Ross told CNBC that there is “about 1 ton of steel in a car”, NBC’s Carl Quintanilla reported.
“The price of a ton of steel is $700 or so, so 25% on that would be one half of 1% price increase on the typical $35,000 car. So it’s no big deal,” Ross said.
Using Ross’s math, the increase would be $175.
Steel and aluminum tariffs trigger sharp stock market sell-off in US and Asia
To further illustrate his point Ross used a can of soup, a can of Budweiser and a can of Coca-Cola.
“This is a can of Campbell’s soup,” Ross said as he held up a can of Campbell’s soup to the camera.

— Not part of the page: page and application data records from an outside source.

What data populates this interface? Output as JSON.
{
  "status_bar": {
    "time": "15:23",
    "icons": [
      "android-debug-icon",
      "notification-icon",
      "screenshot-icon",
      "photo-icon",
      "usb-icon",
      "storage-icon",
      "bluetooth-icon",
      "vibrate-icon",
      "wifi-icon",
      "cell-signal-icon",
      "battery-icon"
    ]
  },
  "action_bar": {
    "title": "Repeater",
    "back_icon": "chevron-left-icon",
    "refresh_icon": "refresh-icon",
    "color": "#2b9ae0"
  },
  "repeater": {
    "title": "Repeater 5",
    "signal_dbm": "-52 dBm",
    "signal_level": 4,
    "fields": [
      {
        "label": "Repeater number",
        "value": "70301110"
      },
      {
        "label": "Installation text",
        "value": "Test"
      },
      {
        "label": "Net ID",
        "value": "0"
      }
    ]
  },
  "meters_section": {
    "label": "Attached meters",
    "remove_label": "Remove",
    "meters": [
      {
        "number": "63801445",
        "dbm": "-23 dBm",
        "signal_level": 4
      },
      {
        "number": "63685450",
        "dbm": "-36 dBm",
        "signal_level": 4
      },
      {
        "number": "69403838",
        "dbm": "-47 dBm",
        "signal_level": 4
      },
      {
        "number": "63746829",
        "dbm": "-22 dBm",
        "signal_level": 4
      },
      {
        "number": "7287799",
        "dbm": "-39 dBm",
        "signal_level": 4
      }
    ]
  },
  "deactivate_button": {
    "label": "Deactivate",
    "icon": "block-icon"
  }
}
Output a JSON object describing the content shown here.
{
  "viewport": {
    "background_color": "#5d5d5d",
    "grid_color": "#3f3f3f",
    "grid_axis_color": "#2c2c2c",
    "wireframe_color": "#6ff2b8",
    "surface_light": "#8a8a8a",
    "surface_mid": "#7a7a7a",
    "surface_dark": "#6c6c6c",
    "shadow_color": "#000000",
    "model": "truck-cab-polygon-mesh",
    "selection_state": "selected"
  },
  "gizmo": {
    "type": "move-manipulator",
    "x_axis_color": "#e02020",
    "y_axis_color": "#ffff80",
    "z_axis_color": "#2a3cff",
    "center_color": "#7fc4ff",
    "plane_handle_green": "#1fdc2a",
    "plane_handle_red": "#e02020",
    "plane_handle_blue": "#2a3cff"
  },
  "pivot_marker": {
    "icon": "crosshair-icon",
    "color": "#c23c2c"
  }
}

The soup appeared to be Chicken Noodle flavor.
“In the can of Campbell’s soup there’s about 2.6 cents, 2.6 pennies, worth of steel. So if that goes up by 25 that’s about six-tenths of one cent on the price of a can of Campbell’s soup.”
Ross said he had purchased the can on Friday morning at a 7/11 store. He said it cost $1.99.
“So who in the world is going to be too bothered by six-tenths of a cent?” Ross asked.
The commerce secretary then presented a can of Coca-Cola. He said it had three cents worth of aluminum in it.
“So if that goes up by 10% that’s three-tenths of a cent. I just paid $1.49 for this can of Coke. It doesn’t mean anything.”
Ross said “all this hysteria is a lot to do about nothing”.
Trump announced the tariffs during a meeting with US industry officials on Thursday. The New York Times reported that Trump’s plan came “against the wishes” of his trade advisers, including Gary Cohn, the director of the National Economic Council.